October 15, 2011
The three major concerns of companies that conduct winter maintenance services are costs, effective levels of salt application and liability exposure.

There’s now reason for optimism to resolve all three of these situations. Research is currently underway to determine a standard for winter maintenance on parking lot applications.

Robert Roszell has extensive experience in winter maintenance, particularly direct liquid application. A member of the Snow and Ice Management Sector Group at Landscape Ontario, Roszell was instrumental in initiating a research project through the association with the University of Waterloo.

“There has long been a concern with the environmental effects of road salts and the lack of standards in the application process,” says Roszell.  

The research project is focusing on four specific objectives. These include: determining conditions that affect the performance of rock salts, brines and alternative chemicals; optimum application rates; creating standard application forms and rates for treatments on parking lots and sidewalks; creating models that will forecast pavement surface conditions, including residual salts, snow and ice cover and friction levels under specific weather and treatment schedules; and developing guidelines for material selection, application rates and treatment strategies.  

Previous tests on application rates and methods have mostly focused on highway applications. As well, many of those research efforts took place in laboratories, offering few defendable guidelines for parking lots and sidewalks, resulting in negative exposure for operators slip-and-fall law suits. The result has forced many operators to apply excessive amounts of salt to avoid expensive legal problems.

The project is divided into three phases over a period of three years.

At the conclusion of the study, expected sometime in 2013, it is anticipated that the uniform data will provide operators with a document that will not only reduce the environmental side-effects of heavy salt applications, but minimize the dangers of legal exposure and business risk.

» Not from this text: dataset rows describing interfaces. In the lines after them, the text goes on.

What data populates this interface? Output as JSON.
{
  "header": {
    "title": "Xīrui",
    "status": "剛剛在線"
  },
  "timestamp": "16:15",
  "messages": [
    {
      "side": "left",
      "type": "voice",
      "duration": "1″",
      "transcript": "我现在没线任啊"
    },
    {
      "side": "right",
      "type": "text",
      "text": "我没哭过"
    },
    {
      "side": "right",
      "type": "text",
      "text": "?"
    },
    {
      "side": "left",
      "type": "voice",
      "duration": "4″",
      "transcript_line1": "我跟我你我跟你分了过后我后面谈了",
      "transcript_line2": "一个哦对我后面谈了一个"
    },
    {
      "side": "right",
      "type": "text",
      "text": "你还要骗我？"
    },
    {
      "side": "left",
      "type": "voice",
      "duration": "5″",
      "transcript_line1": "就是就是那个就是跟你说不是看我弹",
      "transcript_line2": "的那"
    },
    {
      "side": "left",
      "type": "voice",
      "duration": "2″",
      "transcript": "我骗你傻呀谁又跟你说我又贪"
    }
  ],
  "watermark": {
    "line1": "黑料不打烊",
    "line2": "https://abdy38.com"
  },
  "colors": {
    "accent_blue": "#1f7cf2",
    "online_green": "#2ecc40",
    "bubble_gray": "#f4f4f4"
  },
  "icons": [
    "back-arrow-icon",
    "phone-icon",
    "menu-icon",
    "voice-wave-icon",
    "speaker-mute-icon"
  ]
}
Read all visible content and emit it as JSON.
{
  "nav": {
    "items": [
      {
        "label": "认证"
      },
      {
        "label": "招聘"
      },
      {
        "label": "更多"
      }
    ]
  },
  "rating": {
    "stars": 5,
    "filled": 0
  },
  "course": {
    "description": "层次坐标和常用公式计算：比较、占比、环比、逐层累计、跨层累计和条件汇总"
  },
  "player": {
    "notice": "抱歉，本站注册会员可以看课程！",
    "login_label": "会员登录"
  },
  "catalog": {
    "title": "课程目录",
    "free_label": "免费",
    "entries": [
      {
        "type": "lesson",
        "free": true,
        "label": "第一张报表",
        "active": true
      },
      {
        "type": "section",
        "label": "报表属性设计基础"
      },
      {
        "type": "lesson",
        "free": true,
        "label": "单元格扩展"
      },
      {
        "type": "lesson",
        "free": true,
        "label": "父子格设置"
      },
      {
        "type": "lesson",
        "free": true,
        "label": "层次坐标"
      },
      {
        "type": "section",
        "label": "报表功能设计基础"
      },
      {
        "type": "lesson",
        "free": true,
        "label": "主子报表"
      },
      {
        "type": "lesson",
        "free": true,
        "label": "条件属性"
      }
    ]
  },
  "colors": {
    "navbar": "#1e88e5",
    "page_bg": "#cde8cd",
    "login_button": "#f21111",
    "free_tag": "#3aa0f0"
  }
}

The field tests under the guidance of the association will involve designated sites maintained by volunteer contractors using their own equipment, and committed to keeping detailed records. The project will also employ monitoring technologies such as web cams, friction measurement devices and salinity meters.
Another goal of the project, once the results are adopted, is the development of training workshops through Landscape Ontario that will focus on winter road maintenance. “This will have a profound long lasting impact on our industry,” says Roszell.